After a rare demonstration of unity in which Israeli Prime Minister Yair Lapid briefed opposition leader Benjamin Netanyahu on the nuclear deal with Iran, the two traded barbs on social media – again.
“Lapid and [Israeli Defense Minister Benny] Gantz fell asleep during their watch, as the Biden administration is heading towards what the Mossad chief justly referred to as a ‘disaster’ and they are doing nothing,” Netanyahu said on Monday.
The former prime minister said he left “more concerned” than he had been prior to the meeting with Lapid.
In a statement, he stressed that he would support “every stark public stance against the nuclear deal” but said, “Unfortunately, I do not see such a public stance.”
Lapid, after the meeting, said that “in matters of national security there is no opposition and coalition.”
“I briefed opposition leader Netanyahu on the nuclear agreement with Iran and the diplomatic and security efforts that Israel is leading in order to influence the matter, as well as other national security issues,” Lapid wrote on social media. “Israel is strong and will work together to protect its security interests against those who try to harm us.”
The meeting between Lapid and Netanyahu lasted an hour and followed another public confrontation on social media between the two top lawmakers just a day earlier. Elections are scheduled for Nov. 1 and both Lapid and Netanyahu lead the top two parties.
On Sunday, Lapid slammed Netanyahu for his manner of diplomacy vis-à-vis the U.S. in 2015, when then-U.S. President Barack Obama was heading towards signing the original Joint Comprehensive Plan of Action nuclear deal with Iran. Netanyahu delivered a fierce speech to Congress, in which he publicly criticized and challenged the Obama administration.
“When Netanyahu was prime minister, everything he did on the Iranian issue was to throw press conferences and presentations. The damage he caused to Israel’s two most important strategic issues during his tenure – the fight against a nuclear Iran and relations with the U.S. – is serious and deep and we are still working to repair it,” Lapid said on Twitter on Sunday.
In recent days, Netanyahu did not spare his criticism of the Lapid-Bennett government strategy of quiet diplomacy with the White House during the last 16 months of nuclear negotiations. Both Lapid and Bennett have refrained from publicly attacking the White House for its handling of the nuclear talks, hoping that would make an impact on the content of a potential deal – or even to convince the U.S. not to join it.
While Netanyahu declined to receive security briefings from former Prime Minister Naftali Bennett, this was his second security briefing from Lapid within a month. The first related to the Israel Defense Forces’ Operation Breaking Dawn against the Gaza-based Palestinian Islamic Jihad terrorist group.

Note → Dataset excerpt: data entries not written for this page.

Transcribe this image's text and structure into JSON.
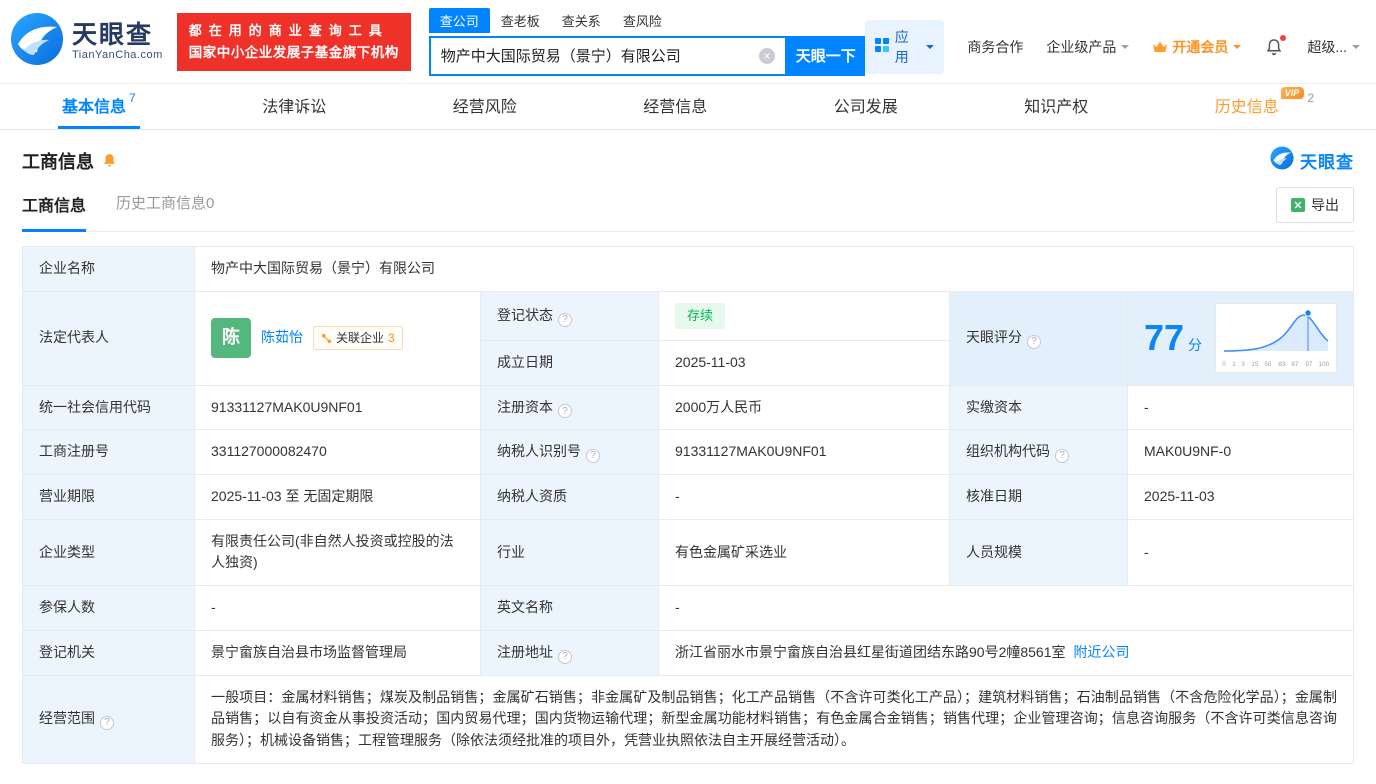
{
  "header": {
    "logo": {
      "title": "天眼查",
      "subtitle": "TianYanCha.com"
    },
    "promo": {
      "line1": "都在用的商业查询工具",
      "line2": "国家中小企业发展子基金旗下机构"
    },
    "search": {
      "tabs": [
        {
          "label": "查公司",
          "active": true
        },
        {
          "label": "查老板",
          "active": false
        },
        {
          "label": "查关系",
          "active": false
        },
        {
          "label": "查风险",
          "active": false
        }
      ],
      "value": "物产中大国际贸易（景宁）有限公司",
      "button_label": "天眼一下"
    },
    "right_nav": {
      "apps_label": "应用",
      "cooperation_label": "商务合作",
      "enterprise_label": "企业级产品",
      "vip_label": "开通会员",
      "super_label": "超级..."
    }
  },
  "nav_tabs": [
    {
      "label": "基本信息",
      "count": "7"
    },
    {
      "label": "法律诉讼"
    },
    {
      "label": "经营风险"
    },
    {
      "label": "经营信息"
    },
    {
      "label": "公司发展"
    },
    {
      "label": "知识产权"
    },
    {
      "label": "历史信息",
      "count": "2",
      "vip_badge": "VIP"
    }
  ],
  "section": {
    "title": "工商信息",
    "brand_logo_text": "天眼查",
    "subtabs": [
      {
        "label": "工商信息",
        "active": true
      },
      {
        "label": "历史工商信息0",
        "active": false
      }
    ],
    "export_label": "导出"
  },
  "fields": {
    "company_name_label": "企业名称",
    "company_name": "物产中大国际贸易（景宁）有限公司",
    "legal_rep_label": "法定代表人",
    "legal_rep_avatar": "陈",
    "legal_rep_name": "陈茹怡",
    "related_label": "关联企业",
    "related_count": "3",
    "reg_status_label": "登记状态",
    "reg_status": "存续",
    "score_label": "天眼评分",
    "score_value": "77",
    "score_unit": "分",
    "est_date_label": "成立日期",
    "est_date": "2025-11-03",
    "credit_code_label": "统一社会信用代码",
    "credit_code": "91331127MAK0U9NF01",
    "reg_capital_label": "注册资本",
    "reg_capital": "2000万人民币",
    "paid_capital_label": "实缴资本",
    "paid_capital": "-",
    "reg_no_label": "工商注册号",
    "reg_no": "331127000082470",
    "taxpayer_no_label": "纳税人识别号",
    "taxpayer_no": "91331127MAK0U9NF01",
    "org_code_label": "组织机构代码",
    "org_code": "MAK0U9NF-0",
    "term_label": "营业期限",
    "term": "2025-11-03 至 无固定期限",
    "taxpayer_quality_label": "纳税人资质",
    "taxpayer_quality": "-",
    "approve_date_label": "核准日期",
    "approve_date": "2025-11-03",
    "company_type_label": "企业类型",
    "company_type": "有限责任公司(非自然人投资或控股的法人独资)",
    "industry_label": "行业",
    "industry": "有色金属矿采选业",
    "staff_label": "人员规模",
    "staff": "-",
    "insured_label": "参保人数",
    "insured": "-",
    "en_name_label": "英文名称",
    "en_name": "-",
    "authority_label": "登记机关",
    "authority": "景宁畲族自治县市场监督管理局",
    "address_label": "注册地址",
    "address": "浙江省丽水市景宁畲族自治县红星街道团结东路90号2幢8561室",
    "nearby_label": "附近公司",
    "scope_label": "经营范围",
    "scope": "一般项目：金属材料销售；煤炭及制品销售；金属矿石销售；非金属矿及制品销售；化工产品销售（不含许可类化工产品）；建筑材料销售；石油制品销售（不含危险化学品）；金属制品销售；以自有资金从事投资活动；国内贸易代理；国内货物运输代理；新型金属功能材料销售；有色金属合金销售；销售代理；企业管理咨询；信息咨询服务（不含许可类信息咨询服务）；机械设备销售；工程管理服务（除依法须经批准的项目外，凭营业执照依法自主开展经营活动）。"
  },
  "chart_data": {
    "type": "area",
    "title": "天眼评分",
    "score": 77,
    "axis_ticks": [
      "0",
      "1",
      "3",
      "15",
      "50",
      "83",
      "87",
      "97",
      "100"
    ]
  }
}
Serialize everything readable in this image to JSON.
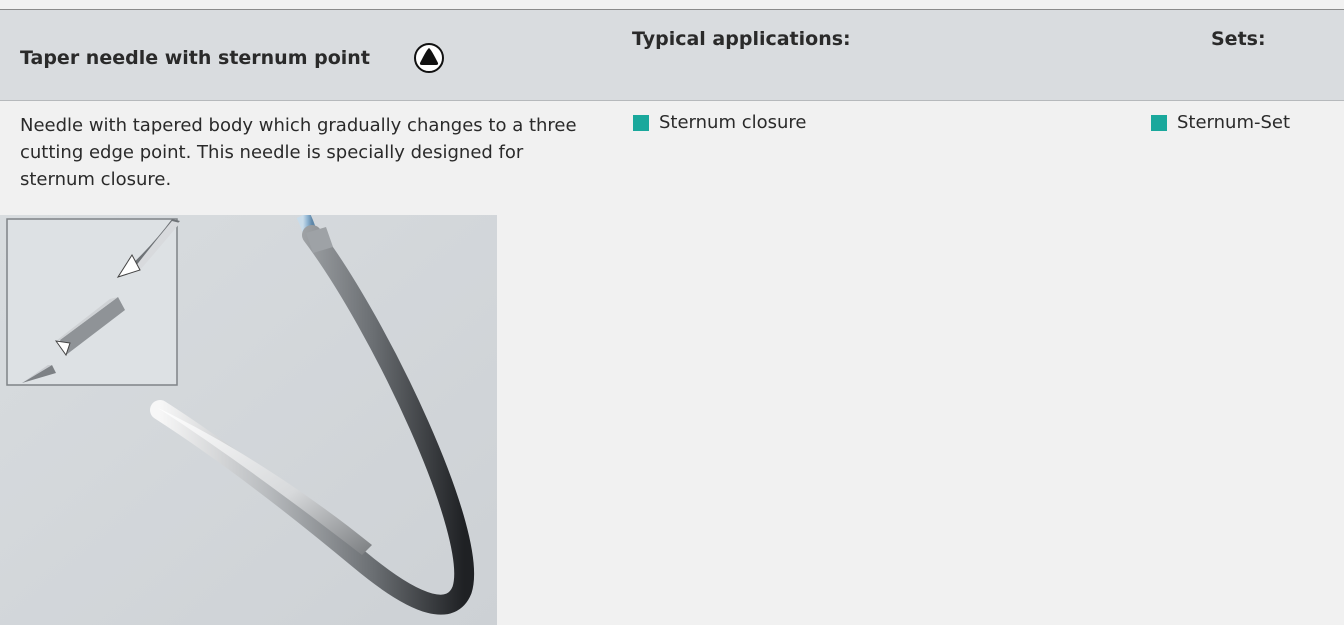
{
  "header": {
    "title": "Taper needle with sternum point",
    "title_icon": "triangle-in-circle-icon",
    "applications_heading": "Typical applications:",
    "sets_heading": "Sets:"
  },
  "description": "Needle with tapered body which gradually changes to a three cutting edge point. This needle is specially designed for sternum closure.",
  "applications": [
    {
      "label": "Sternum closure"
    }
  ],
  "sets": [
    {
      "label": "Sternum-Set"
    }
  ],
  "colors": {
    "accent_bullet": "#1aa89c",
    "header_background": "#d9dcdf",
    "page_background": "#f1f1f1",
    "figure_background": "#d4d8dc"
  },
  "figure": {
    "subject": "curved-taper-needle-illustration",
    "inset": "needle-point-detail-inset"
  }
}
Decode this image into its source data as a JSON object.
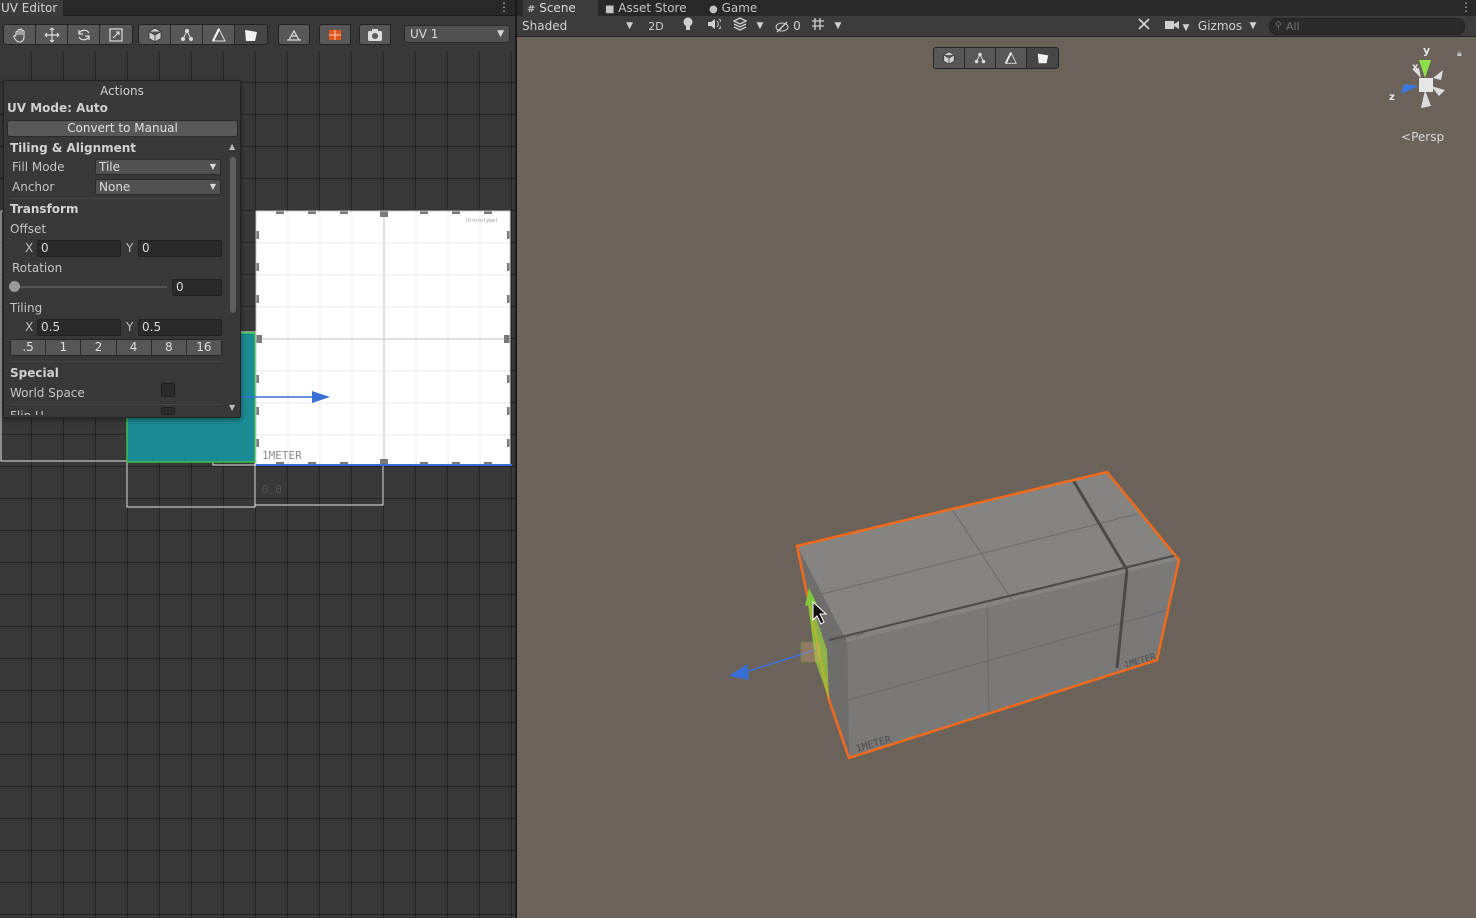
{
  "uv_editor": {
    "tab_title": "UV Editor",
    "channel": "UV 1",
    "actions": {
      "title": "Actions",
      "uv_mode": "UV Mode: Auto",
      "convert_button": "Convert to Manual",
      "tiling_alignment_header": "Tiling & Alignment",
      "fill_mode_label": "Fill Mode",
      "fill_mode_value": "Tile",
      "anchor_label": "Anchor",
      "anchor_value": "None",
      "transform_header": "Transform",
      "offset_label": "Offset",
      "offset_x": "0",
      "offset_y": "0",
      "rotation_label": "Rotation",
      "rotation_value": "0",
      "tiling_label": "Tiling",
      "tiling_x": "0.5",
      "tiling_y": "0.5",
      "tiling_presets": [
        ".5",
        "1",
        "2",
        "4",
        "8",
        "16"
      ],
      "special_header": "Special",
      "world_space_label": "World Space",
      "flip_u_label": "Flip U",
      "axis_x": "X",
      "axis_y": "Y"
    },
    "texture_label": "1METER",
    "texture_small_label": "(Prototype)",
    "origin_label": "0,0"
  },
  "scene": {
    "tabs": [
      "Scene",
      "Asset Store",
      "Game"
    ],
    "shading_mode": "Shaded",
    "toggle_2d": "2D",
    "hidden_count": "0",
    "gizmos_label": "Gizmos",
    "search_placeholder": "All",
    "projection_label": "Persp",
    "axis_labels": {
      "x": "x",
      "y": "y",
      "z": "z"
    },
    "cube_texture_label": "1METER",
    "cube_small_label": "(Prototype)"
  },
  "colors": {
    "selection_orange": "#f26a1b",
    "uv_selection_teal": "#1a8a94",
    "gizmo_blue": "#3b6fd8",
    "gizmo_green": "#7ec83a",
    "scene_bg": "#6b625a"
  }
}
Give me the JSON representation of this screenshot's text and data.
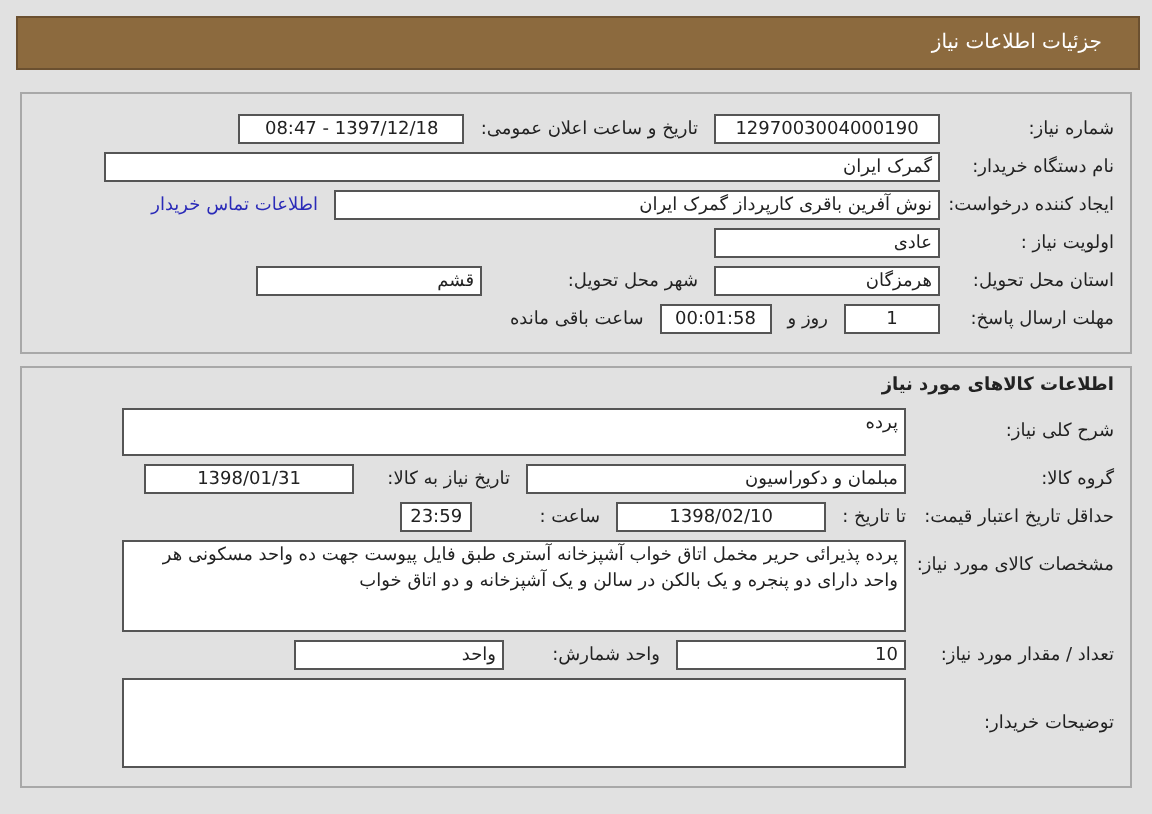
{
  "header": {
    "title": "جزئیات اطلاعات نیاز"
  },
  "details": {
    "need_number": {
      "label": "شماره نیاز:",
      "value": "1297003004000190"
    },
    "announce": {
      "label": "تاریخ و ساعت اعلان عمومی:",
      "value": "1397/12/18 - 08:47"
    },
    "buyer_org": {
      "label": "نام دستگاه خریدار:",
      "value": "گمرک ایران"
    },
    "requester": {
      "label": "ایجاد کننده درخواست:",
      "value": "نوش آفرین باقری کارپرداز گمرک ایران",
      "link": "اطلاعات تماس خریدار"
    },
    "priority": {
      "label": "اولویت نیاز :",
      "value": "عادی"
    },
    "province": {
      "label": "استان محل تحویل:",
      "value": "هرمزگان"
    },
    "city": {
      "label": "شهر محل تحویل:",
      "value": "قشم"
    },
    "deadline": {
      "label": "مهلت ارسال پاسخ:",
      "days": "1",
      "days_unit": "روز و",
      "time": "00:01:58",
      "time_suffix": "ساعت باقی مانده"
    }
  },
  "goods": {
    "title": "اطلاعات کالاهای مورد نیاز",
    "general": {
      "label": "شرح کلی نیاز:",
      "value": "پرده"
    },
    "group": {
      "label": "گروه کالا:",
      "value": "مبلمان و دکوراسیون"
    },
    "need_date": {
      "label": "تاریخ نیاز به کالا:",
      "value": "1398/01/31"
    },
    "price_validity": {
      "label": "حداقل تاریخ اعتبار قیمت:",
      "to_date_label": "تا تاریخ :",
      "date": "1398/02/10",
      "time_label": "ساعت :",
      "time": "23:59"
    },
    "specs": {
      "label": "مشخصات کالای مورد نیاز:",
      "value": "پرده پذیرائی حریر مخمل اتاق خواب آشپزخانه آستری طبق فایل پیوست جهت ده واحد مسکونی هر واحد دارای دو پنجره و یک بالکن در سالن و یک آشپزخانه و دو اتاق خواب"
    },
    "quantity": {
      "label": "تعداد / مقدار مورد نیاز:",
      "value": "10"
    },
    "unit": {
      "label": "واحد شمارش:",
      "value": "واحد"
    },
    "notes": {
      "label": "توضیحات خریدار:"
    }
  }
}
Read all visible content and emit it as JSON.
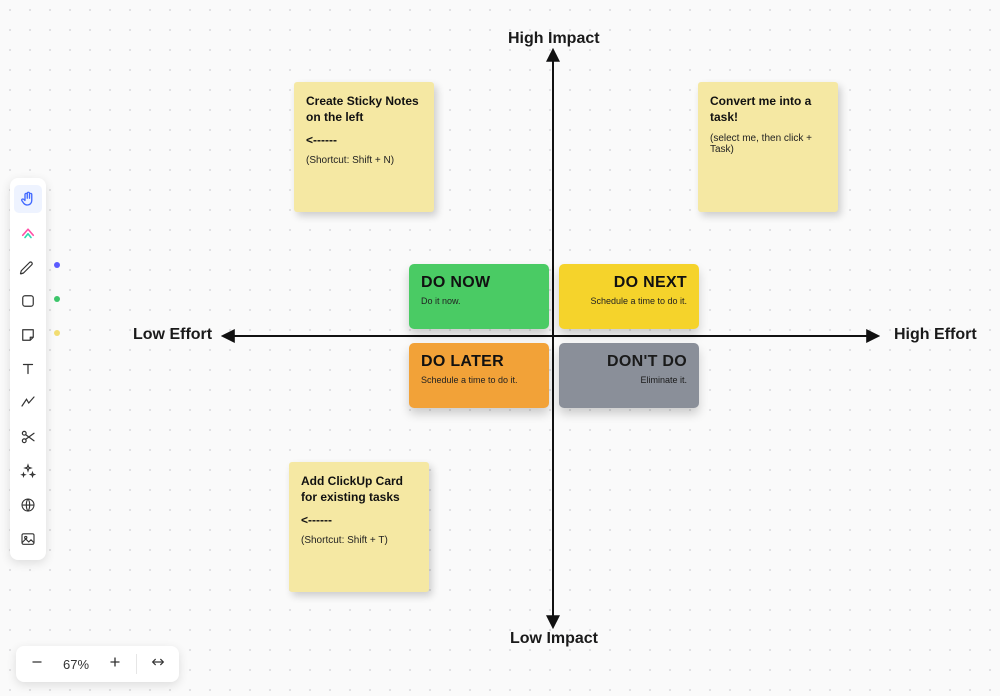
{
  "axes": {
    "top": "High Impact",
    "bottom": "Low Impact",
    "left": "Low Effort",
    "right": "High Effort"
  },
  "stickies": {
    "note1": {
      "title": "Create Sticky Notes on the left",
      "arrow": "<------",
      "sub": "(Shortcut: Shift + N)"
    },
    "note2": {
      "title": "Convert me into a task!",
      "sub": "(select me, then click + Task)"
    },
    "note3": {
      "title": "Add ClickUp Card for existing tasks",
      "arrow": "<------",
      "sub": "(Shortcut: Shift + T)"
    }
  },
  "blocks": {
    "do_now": {
      "title": "DO NOW",
      "sub": "Do it now."
    },
    "do_next": {
      "title": "DO NEXT",
      "sub": "Schedule a time to do it."
    },
    "do_later": {
      "title": "DO LATER",
      "sub": "Schedule a time to do it."
    },
    "dont_do": {
      "title": "DON'T DO",
      "sub": "Eliminate it."
    }
  },
  "zoom": {
    "level": "67%"
  },
  "toolbar_names": {
    "hand": "hand",
    "clickup": "clickup",
    "pen": "pen",
    "shape": "shape",
    "sticky": "sticky",
    "text": "text",
    "connector": "connector",
    "scissors": "scissors",
    "sparkle": "sparkle",
    "globe": "globe",
    "image": "image"
  }
}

According to Israeli media reports, Lapid has been struggling to set up a phone call with Biden on the Iran deal despite requesting one. Israel’s Channel 13 reported that the White House told Lapid’s office the American president was “on vacation.”
According to The Jerusalem Post, Lapid will seek a face-to-face meeting with Biden next month during his visit to the United Nations General Assembly.
On Monday, Netanyahu accused Lapid and Gantz of ditching the public campaign against the nuclear deal and “waking up too late” to speak out against it – only “after the U.S. and Iran had agreed to most of the deal.”
“They have not done anything to pressure the Biden administration not to sign this deal,” Netanyahu said on Monday. “They did not go to Congress; they did not go to the U.N.”
However, Gantz was in the U.S. last week for talks with his American counterparts.
On Sunday, Netanyahu slammed Lapid on social media for his support of the original 2015 nuclear deal.
“Mr. Lapid, you must have forgotten that back then you attacked me and supported the dangerous nuclear deal, whereas we were able to push the United States out of it. I will explain this to you tomorrow,” Netanyahu stated.
The nuclear deal could be finalized this week, according to the European Union’s foreign policy chief, Josep Borrell. Both Tehran and Washington have reviewed each other’s comments on the E.U.’s final draft proposal and are waiting for further assessments.
Meanwhile, Iranian President Ebrahim Raisi warned on Monday that his country will not go back to the deal unless International Atomic Energy Agency inspectors ended their probe into the uranium particles found at particular Iranian sites. This demand is seen is one of the main hurdles for restoring the 2015 deal.
At a press conference marking his first year in office, Raisi said if Israel were to make good on its threats to destroy Iran’s nuclear program, we “will see if anything from the Zionist regime will remain.”
Tal Heinrich is a senior correspondent for both ALL ISRAEL NEWS and ALL ARAB NEWS. She is currently based in New York City. Tal also provides reports and analysis for Israeli Hebrew media Channel 14 News.